[PROBLEM TO SOLVE] The answer should be each line of the records that contains the word "label"; please copy them all.

· · ·

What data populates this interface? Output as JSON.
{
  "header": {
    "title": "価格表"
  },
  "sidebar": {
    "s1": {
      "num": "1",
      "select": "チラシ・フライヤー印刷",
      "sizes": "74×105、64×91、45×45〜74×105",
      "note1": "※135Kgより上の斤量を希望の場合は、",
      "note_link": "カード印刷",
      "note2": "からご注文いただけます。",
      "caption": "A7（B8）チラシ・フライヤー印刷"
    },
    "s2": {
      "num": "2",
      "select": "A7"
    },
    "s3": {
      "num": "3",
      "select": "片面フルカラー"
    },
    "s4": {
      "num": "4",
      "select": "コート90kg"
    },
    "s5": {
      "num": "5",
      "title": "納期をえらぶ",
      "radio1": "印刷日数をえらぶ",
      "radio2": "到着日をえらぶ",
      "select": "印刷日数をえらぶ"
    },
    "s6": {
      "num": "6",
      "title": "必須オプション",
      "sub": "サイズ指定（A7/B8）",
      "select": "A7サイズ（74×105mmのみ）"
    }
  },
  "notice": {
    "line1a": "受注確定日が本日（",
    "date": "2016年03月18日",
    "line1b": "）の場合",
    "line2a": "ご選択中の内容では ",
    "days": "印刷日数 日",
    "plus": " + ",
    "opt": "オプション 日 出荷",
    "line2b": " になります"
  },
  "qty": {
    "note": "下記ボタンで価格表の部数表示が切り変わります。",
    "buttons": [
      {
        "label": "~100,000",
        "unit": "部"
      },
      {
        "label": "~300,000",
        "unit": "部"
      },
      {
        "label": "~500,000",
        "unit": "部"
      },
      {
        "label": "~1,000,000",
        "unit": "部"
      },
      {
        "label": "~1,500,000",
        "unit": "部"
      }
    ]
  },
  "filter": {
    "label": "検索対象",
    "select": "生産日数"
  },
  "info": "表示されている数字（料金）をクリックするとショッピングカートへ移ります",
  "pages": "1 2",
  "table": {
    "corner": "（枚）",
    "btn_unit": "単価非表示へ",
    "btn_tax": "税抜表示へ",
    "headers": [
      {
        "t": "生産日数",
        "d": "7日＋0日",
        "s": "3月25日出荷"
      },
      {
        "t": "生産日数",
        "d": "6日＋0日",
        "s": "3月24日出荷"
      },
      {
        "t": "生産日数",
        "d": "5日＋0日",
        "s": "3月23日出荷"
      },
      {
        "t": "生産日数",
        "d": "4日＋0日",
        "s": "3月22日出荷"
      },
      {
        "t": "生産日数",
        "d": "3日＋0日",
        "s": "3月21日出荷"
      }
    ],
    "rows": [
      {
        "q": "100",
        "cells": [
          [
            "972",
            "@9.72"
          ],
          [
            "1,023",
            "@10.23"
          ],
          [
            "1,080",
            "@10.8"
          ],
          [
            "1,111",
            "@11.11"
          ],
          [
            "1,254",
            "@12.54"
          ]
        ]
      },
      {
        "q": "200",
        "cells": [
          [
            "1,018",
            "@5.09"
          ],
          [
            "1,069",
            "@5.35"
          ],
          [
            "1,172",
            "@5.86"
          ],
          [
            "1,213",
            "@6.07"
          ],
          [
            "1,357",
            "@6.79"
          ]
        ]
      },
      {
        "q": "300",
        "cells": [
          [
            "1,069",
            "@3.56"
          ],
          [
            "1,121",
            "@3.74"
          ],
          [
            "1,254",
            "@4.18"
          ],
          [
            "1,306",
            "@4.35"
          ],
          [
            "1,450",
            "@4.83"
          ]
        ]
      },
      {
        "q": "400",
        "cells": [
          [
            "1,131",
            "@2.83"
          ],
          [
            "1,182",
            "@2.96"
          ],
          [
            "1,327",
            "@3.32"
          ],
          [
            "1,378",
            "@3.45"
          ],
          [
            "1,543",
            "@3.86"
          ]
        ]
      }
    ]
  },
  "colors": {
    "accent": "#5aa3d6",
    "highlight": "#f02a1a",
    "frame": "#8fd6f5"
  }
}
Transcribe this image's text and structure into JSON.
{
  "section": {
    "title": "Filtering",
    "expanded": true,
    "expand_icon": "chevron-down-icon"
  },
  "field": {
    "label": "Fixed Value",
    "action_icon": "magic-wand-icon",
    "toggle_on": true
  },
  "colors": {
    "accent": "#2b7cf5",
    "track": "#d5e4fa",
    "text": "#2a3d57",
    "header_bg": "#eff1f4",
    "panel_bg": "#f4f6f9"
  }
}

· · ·

[WRITTEN SOLUTION]
        "label": "~100,000",
        "label": "~300,000",
        "label": "~500,000",
        "label": "~1,000,000",
        "label": "~1,500,000",
    "label": "検索対象",
    "label": "Fixed Value",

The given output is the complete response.